Available data Block Start

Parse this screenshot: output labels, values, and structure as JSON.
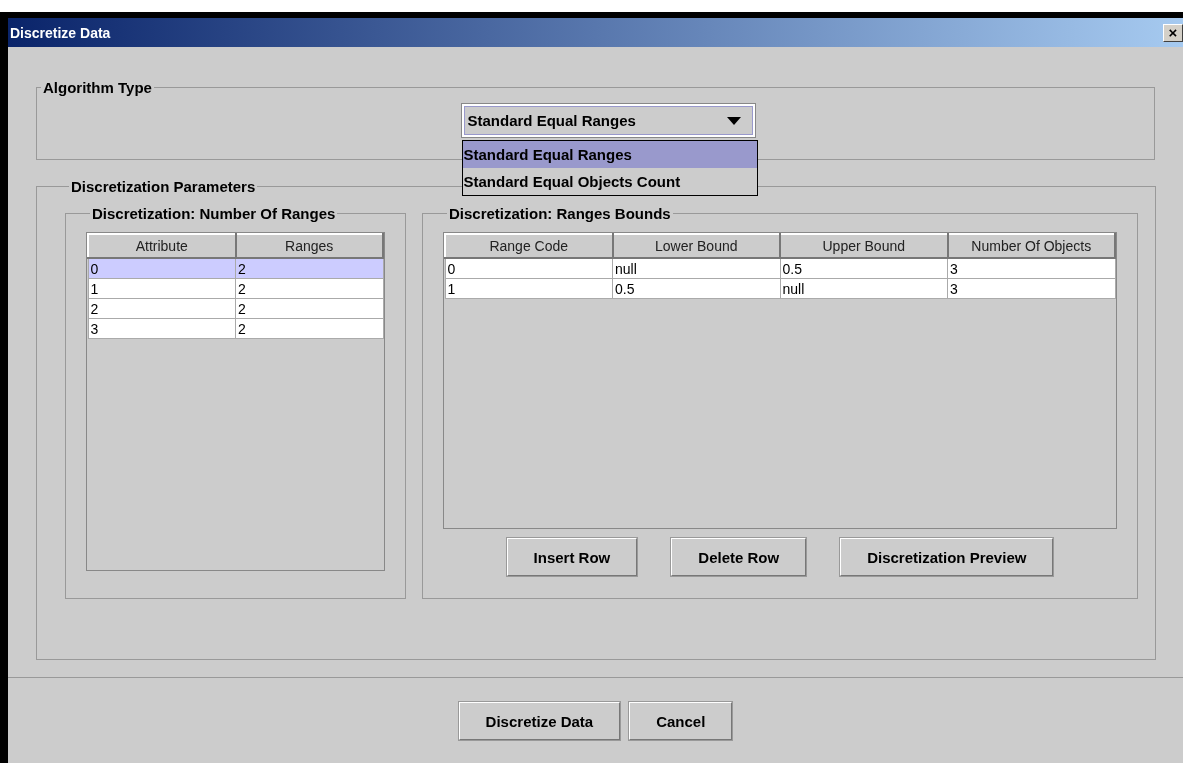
{
  "window": {
    "title": "Discretize Data",
    "close": "×"
  },
  "algorithm_type": {
    "legend": "Algorithm Type",
    "combo": {
      "value": "Standard Equal Ranges",
      "expanded": true
    },
    "options": [
      {
        "label": "Standard Equal Ranges",
        "selected": true
      },
      {
        "label": "Standard Equal Objects Count",
        "selected": false
      }
    ]
  },
  "parameters": {
    "legend": "Discretization Parameters",
    "ranges_panel": {
      "legend": "Discretization: Number Of Ranges",
      "columns": [
        "Attribute",
        "Ranges"
      ],
      "rows": [
        {
          "cells": [
            "0",
            "2"
          ],
          "selected": true
        },
        {
          "cells": [
            "1",
            "2"
          ],
          "selected": false
        },
        {
          "cells": [
            "2",
            "2"
          ],
          "selected": false
        },
        {
          "cells": [
            "3",
            "2"
          ],
          "selected": false
        }
      ]
    },
    "bounds_panel": {
      "legend": "Discretization: Ranges Bounds",
      "columns": [
        "Range Code",
        "Lower Bound",
        "Upper Bound",
        "Number Of Objects"
      ],
      "rows": [
        {
          "cells": [
            "0",
            "null",
            "0.5",
            "3"
          ],
          "selected": false
        },
        {
          "cells": [
            "1",
            "0.5",
            "null",
            "3"
          ],
          "selected": false
        }
      ],
      "buttons": [
        "Insert Row",
        "Delete Row",
        "Discretization Preview"
      ]
    }
  },
  "buttons": [
    "Discretize Data",
    "Cancel"
  ]
}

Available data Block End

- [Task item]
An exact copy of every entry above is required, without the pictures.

- [Finished exercise]
Parse this screenshot: output labels, values, and structure as JSON.
{
  "window": {
    "title": "Discretize Data",
    "close": "×"
  },
  "algorithm_type": {
    "legend": "Algorithm Type",
    "combo": {
      "value": "Standard Equal Ranges",
      "expanded": true
    },
    "options": [
      {
        "label": "Standard Equal Ranges",
        "selected": true
      },
      {
        "label": "Standard Equal Objects Count",
        "selected": false
      }
    ]
  },
  "parameters": {
    "legend": "Discretization Parameters",
    "ranges_panel": {
      "legend": "Discretization: Number Of Ranges",
      "columns": [
        "Attribute",
        "Ranges"
      ],
      "rows": [
        {
          "cells": [
            "0",
            "2"
          ],
          "selected": true
        },
        {
          "cells": [
            "1",
            "2"
          ],
          "selected": false
        },
        {
          "cells": [
            "2",
            "2"
          ],
          "selected": false
        },
        {
          "cells": [
            "3",
            "2"
          ],
          "selected": false
        }
      ]
    },
    "bounds_panel": {
      "legend": "Discretization: Ranges Bounds",
      "columns": [
        "Range Code",
        "Lower Bound",
        "Upper Bound",
        "Number Of Objects"
      ],
      "rows": [
        {
          "cells": [
            "0",
            "null",
            "0.5",
            "3"
          ],
          "selected": false
        },
        {
          "cells": [
            "1",
            "0.5",
            "null",
            "3"
          ],
          "selected": false
        }
      ],
      "buttons": [
        "Insert Row",
        "Delete Row",
        "Discretization Preview"
      ]
    }
  },
  "buttons": [
    "Discretize Data",
    "Cancel"
  ]
}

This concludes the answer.